4. How do you use social media? How should the HCDP be using social media?
My plan is to utilize our members and young supporters who are technologically inclined and to start a committee whose sole focus will be to expand our social media and online campaign efforts.
5. What kind of involvement should the HCDP have in non-partisan races (city council, school board, etc)?
Our Party is based on our values and ideas. They bind us together. We exists not just to get candidates elected, but to get Democratic candidates elected who will help us advance our values. There are a lot of non-partisan races that directly touch issues we care about such as public education and affordable property taxes. Furthermore, if I’m elected, we will get more involved in policy issues in a systematic and strategic way.
6. What is your plan to improve Democratic turnout in 2018?

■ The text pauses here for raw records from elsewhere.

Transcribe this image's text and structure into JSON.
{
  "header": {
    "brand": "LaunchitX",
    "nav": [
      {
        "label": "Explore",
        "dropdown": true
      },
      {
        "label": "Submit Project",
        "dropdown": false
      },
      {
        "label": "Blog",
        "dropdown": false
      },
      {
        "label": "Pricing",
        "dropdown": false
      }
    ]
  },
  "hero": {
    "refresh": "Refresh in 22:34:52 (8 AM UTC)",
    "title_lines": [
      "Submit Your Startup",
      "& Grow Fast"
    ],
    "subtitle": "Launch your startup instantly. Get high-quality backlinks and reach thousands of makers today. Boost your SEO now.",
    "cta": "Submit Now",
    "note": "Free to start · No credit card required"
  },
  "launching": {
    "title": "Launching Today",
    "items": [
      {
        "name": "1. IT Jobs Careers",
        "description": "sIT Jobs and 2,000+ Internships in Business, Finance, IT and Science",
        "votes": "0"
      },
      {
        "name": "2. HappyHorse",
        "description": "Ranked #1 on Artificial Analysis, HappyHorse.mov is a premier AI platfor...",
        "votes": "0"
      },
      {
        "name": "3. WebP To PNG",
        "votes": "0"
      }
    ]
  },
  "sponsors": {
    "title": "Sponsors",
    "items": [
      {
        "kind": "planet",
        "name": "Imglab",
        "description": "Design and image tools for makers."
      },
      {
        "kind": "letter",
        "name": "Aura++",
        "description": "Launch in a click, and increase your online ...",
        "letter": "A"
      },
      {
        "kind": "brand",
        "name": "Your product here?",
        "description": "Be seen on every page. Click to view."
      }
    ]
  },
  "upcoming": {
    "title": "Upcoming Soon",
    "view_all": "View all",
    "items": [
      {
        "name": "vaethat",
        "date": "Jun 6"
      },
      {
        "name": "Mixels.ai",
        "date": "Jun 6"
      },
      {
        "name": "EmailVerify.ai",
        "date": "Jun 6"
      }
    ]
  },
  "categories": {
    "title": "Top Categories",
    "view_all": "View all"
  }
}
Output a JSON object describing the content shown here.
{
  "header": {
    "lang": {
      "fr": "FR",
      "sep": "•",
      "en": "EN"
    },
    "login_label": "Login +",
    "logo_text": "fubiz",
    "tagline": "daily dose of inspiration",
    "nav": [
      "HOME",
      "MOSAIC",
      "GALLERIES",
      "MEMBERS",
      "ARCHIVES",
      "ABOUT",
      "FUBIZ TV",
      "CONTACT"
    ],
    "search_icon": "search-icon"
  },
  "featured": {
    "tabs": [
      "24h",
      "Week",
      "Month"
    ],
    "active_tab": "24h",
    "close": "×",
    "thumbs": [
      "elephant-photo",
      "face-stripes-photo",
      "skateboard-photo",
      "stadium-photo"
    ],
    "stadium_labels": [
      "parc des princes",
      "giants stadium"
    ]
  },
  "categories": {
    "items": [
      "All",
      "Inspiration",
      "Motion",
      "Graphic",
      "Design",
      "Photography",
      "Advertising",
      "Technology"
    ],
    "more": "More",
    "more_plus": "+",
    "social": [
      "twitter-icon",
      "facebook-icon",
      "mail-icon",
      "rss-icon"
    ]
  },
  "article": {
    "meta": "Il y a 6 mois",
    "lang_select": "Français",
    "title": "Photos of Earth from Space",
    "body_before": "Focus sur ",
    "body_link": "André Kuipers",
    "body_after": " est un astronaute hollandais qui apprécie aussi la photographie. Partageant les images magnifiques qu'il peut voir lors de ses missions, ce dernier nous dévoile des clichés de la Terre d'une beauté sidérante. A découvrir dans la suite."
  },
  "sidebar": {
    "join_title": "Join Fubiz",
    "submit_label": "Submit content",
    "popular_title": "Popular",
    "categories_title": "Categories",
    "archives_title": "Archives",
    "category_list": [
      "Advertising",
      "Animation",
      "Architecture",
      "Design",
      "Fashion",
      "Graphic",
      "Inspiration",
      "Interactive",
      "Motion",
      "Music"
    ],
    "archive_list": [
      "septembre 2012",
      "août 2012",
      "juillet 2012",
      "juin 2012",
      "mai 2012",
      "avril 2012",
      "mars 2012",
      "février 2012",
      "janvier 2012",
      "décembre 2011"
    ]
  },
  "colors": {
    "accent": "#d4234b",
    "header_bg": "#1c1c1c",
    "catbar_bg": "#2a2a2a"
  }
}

We have 8-10 months in 2017 to develop a strategy, recruit candidates and precinct chairs, and educate supporters why mid-term elections matter. The branding and messaging that we implement in 2017 will be the branding and messaging for the 2018 elections. We will focus on an issue-oriented campaign and Trump’s policies that attack our core base. I want to focus on the issues that matter to the 18-40 age demographic, blue-collar workers, and women. In addition to the “top-of-the-ticket” strategy, I want us to dig deeper and develop a segmented campaign, both geographically and demographically, that will address the issues that matter most to our core base and Democratic leaning supporters. Further, I will work to develop and implement a coordination strategy among our progressive groups that will help us all to utilize our resources effectively. You can learn more at www.robcollier.com.
7. Why should precinct chairs support you to be the next HCDP Chair and not one of your opponents?

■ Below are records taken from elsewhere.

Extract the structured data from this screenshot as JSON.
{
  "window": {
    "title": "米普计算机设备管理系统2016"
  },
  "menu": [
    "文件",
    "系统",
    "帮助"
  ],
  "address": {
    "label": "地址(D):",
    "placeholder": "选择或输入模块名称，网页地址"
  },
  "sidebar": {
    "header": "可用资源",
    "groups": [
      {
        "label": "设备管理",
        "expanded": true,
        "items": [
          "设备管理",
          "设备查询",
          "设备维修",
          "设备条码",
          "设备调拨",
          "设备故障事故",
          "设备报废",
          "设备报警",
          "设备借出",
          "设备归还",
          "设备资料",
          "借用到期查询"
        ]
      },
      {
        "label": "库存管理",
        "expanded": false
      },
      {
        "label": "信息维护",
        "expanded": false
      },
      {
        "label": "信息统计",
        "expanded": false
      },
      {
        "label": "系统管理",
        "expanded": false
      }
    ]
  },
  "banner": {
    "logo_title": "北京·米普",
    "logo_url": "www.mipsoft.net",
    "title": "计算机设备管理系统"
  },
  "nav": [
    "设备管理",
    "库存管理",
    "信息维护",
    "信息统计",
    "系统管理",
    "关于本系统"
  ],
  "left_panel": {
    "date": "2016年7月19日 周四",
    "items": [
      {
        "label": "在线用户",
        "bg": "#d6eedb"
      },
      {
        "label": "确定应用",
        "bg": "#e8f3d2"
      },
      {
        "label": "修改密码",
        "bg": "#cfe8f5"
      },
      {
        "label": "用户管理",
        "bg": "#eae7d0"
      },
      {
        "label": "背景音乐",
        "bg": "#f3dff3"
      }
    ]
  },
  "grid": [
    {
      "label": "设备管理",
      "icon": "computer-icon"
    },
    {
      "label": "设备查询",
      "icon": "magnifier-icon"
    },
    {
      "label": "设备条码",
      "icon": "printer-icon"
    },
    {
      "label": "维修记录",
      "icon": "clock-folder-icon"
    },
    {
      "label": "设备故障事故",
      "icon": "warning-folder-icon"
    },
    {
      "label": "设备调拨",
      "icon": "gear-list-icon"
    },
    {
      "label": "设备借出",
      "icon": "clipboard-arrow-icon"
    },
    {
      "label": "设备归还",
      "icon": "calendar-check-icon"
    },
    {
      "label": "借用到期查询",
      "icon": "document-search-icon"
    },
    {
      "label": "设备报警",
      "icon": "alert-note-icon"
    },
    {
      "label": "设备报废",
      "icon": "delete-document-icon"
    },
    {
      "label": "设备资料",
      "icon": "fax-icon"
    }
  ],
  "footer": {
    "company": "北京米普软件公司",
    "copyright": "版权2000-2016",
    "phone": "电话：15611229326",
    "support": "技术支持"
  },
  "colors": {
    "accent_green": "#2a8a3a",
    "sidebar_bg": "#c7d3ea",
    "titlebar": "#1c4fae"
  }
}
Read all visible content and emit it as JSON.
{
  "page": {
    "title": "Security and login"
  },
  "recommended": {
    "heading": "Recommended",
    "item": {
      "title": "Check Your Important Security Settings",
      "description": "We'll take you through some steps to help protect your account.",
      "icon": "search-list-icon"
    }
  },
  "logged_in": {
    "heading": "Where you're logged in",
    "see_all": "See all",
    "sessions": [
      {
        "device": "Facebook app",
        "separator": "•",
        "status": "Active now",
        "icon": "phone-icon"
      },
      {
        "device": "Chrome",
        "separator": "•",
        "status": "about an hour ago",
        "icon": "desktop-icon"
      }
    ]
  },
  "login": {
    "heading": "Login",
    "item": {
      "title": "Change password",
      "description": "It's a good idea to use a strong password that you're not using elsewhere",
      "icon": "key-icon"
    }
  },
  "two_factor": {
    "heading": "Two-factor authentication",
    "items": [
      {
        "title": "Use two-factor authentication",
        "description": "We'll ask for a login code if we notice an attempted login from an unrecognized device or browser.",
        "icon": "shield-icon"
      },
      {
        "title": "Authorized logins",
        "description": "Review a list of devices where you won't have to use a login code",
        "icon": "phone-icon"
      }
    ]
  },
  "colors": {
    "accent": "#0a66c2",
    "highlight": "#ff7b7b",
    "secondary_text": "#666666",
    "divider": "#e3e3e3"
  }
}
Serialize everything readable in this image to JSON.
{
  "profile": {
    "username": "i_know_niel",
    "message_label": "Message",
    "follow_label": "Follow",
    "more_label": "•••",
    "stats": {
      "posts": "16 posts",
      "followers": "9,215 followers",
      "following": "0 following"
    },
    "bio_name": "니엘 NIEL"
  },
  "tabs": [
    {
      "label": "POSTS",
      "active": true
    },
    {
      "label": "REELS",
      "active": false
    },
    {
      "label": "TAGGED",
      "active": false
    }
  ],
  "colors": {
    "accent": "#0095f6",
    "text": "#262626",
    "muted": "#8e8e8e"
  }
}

I am product of HCDP. In addition to serving in leadership positions within HCDP, I serve and have served in leadership positions in Houston and nationally. I’m ready to hit the ground running.
Based upon my experience in the HCDP office and working with the coordinated campaign political director, I have an appreciation for the Party dynamics and the Chair’s responsibilities including not only managing a campaign and outreach, but also managing state and federal regulatory compliance, balancing a budget, managing cash flow, fundraising, coordinating primary elections and etc. I think a lot of the candidates have passion, but I think my experience and clear vision sets me apart.
Further, there are candidates that have a skill set, but they have an agenda that I think will ultimately be corrosive to the Party. We are a Party that volunteers and makes change happen from the bottom up, and the election of our Chair should be no different. I think the Chair should be an idealist, skilled, and experienced Party volunteer.
I believe Precinct Chairs should support me because I have the passion, leadership and experience, both professionally and within the Democratic Party, to lead the Party. I have served HCDP as a Precinct Chair, a Fundraising Chair, Recount Committee Chair, pro-bono attorney, donor, senate district delegate and convention organizer, among other capacities. I recently supported my wife in running for judge from beginning to end, so I know how the Party can better serve our candidates. In all my years of being involved with the Party, I have never asked a candidate nor the Party to pay for my professional services or time provided to the Party. Moreover, I have raised thousands of dollars for candidates and I have never asked a single candidate for something in return, other than to serve well. I don’t have an agenda, other than to serve the Party faithfully. If you are looking for such a candidate, I ask for your support. Let’s move forward, not backwards.